More than 40 girls between the ages of 9 and 14 attended the Winners Lacrosse camp, hoping to master the sport by the end of the week-long session.
"It's just fun to do. I hope when I grow up I'll be a lacrosse player," says eighth grader Jasmine. She also plays basketball and soccer. So it's been easy for her to pick up lacrosse, a Native American game that combines elements of those sports and hockey. She joins her friends on the field to practice the basics: throwing, catching and scooping the ball.
"It allows kids who are not usually exposed to lacrosse to have the opportunity to pick up the sport at a young age," explains Hana Watkins, the program's head counselor. She says the camp is not just about lacrosse rules. The girls also learn to be supportive and act with team spirit - skills that will serve them well in any other sport, as well as in life.
Winners Lacrosse summer camp is part of an initiative launched this year by the Women's Sports Foundation. Called GoGirlGo, its goal is to get one million inactive girls to participate in regular physical activity and keep another one million who already play sports on the right track.
"Actually, I think the GoGirlGo Initiative is awesome," says Winners Lacrosse executive director Edora Kerry. She says the GoGirlGo initiative includes an educational component, which is part of the summer camp.
When they are not playing lacrosse, the girls are engaged in interactive discussions. They talk about different athletic skills and sportsmanship.
"It has stories that girls can actually relate to. It has stories from people that are well known in the media, like Tamika Catchings, about her hearing aid. People that girls already look up to and realize that not only are they everyday people, but also face the same adversities that we face," explains Kerry. "There are girls in the field who might feel different maybe because they speak a different language or maybe because they are of different race, and they never knew that some women that play for the WNBA, used to have a hearing aid and used to get made fun of. And it's a program, like GoGirlGo, that brings people from that spotlight down to girls' level and gives them something that they can relate to."

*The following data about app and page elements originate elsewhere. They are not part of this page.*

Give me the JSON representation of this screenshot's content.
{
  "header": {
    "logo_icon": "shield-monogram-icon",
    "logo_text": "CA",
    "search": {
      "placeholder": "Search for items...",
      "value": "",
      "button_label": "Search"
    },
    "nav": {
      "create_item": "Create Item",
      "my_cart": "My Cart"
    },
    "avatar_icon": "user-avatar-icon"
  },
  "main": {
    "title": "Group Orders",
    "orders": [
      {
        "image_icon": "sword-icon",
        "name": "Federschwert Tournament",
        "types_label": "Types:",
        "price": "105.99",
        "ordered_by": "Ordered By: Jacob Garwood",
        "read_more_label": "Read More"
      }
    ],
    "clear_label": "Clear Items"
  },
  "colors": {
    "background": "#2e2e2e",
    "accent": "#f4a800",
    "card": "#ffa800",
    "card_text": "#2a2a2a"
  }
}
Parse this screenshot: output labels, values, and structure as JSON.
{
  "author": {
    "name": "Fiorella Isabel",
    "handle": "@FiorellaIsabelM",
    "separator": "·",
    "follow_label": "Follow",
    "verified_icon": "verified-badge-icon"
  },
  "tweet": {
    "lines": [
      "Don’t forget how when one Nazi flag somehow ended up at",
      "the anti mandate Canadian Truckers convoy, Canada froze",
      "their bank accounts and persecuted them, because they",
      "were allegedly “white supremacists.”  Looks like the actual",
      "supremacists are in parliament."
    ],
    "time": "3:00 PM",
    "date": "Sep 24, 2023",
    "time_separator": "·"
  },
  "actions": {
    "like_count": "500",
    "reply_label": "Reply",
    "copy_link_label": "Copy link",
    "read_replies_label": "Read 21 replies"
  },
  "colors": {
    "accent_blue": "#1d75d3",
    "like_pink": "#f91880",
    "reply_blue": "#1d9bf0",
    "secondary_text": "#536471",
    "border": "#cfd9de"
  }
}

To mark its 30th anniversary this year, the Women's Sports Foundation released a report on the benefits of physical activity for girls. According to Doreen Greenberg, educational consultant for the GoGirlGo initiative, it shows that the earlier girls get involved in sports the better, for their physical and mental health.
"What we found is that girls who participate in sports have reduced anxiety and stress, which all girls are faced with. They are able to handle it better," she explains. "Girls are likely, by the time they reach high school level, to get depressed, to get anxiety problems or have eating disorders. Girls who are involved in sports feel much better about their bodies because they're not focusing on their looks. They're focusing on what they do. Plus other physical problems like obesity, cancer, heart disease and osteoporosis. We're looking to prevent those."
Along with those health benefits, Edora Kerry says playing sports has a positive impact on girls' attitude in life.
"The respect, the sportsmanship... Once you can be respectful to other people, that goes beyond the team," she says. "That goes to adults, to people you don't know. You know how to deal with real life situations. You might have a conflict on the field but you learn how to handle that. You can apply that to anything you do later on down the line."
But the girls at the Winners Lacrosse summer camp aren't thinking about that. They're focused on playing, making new friends and dreaming.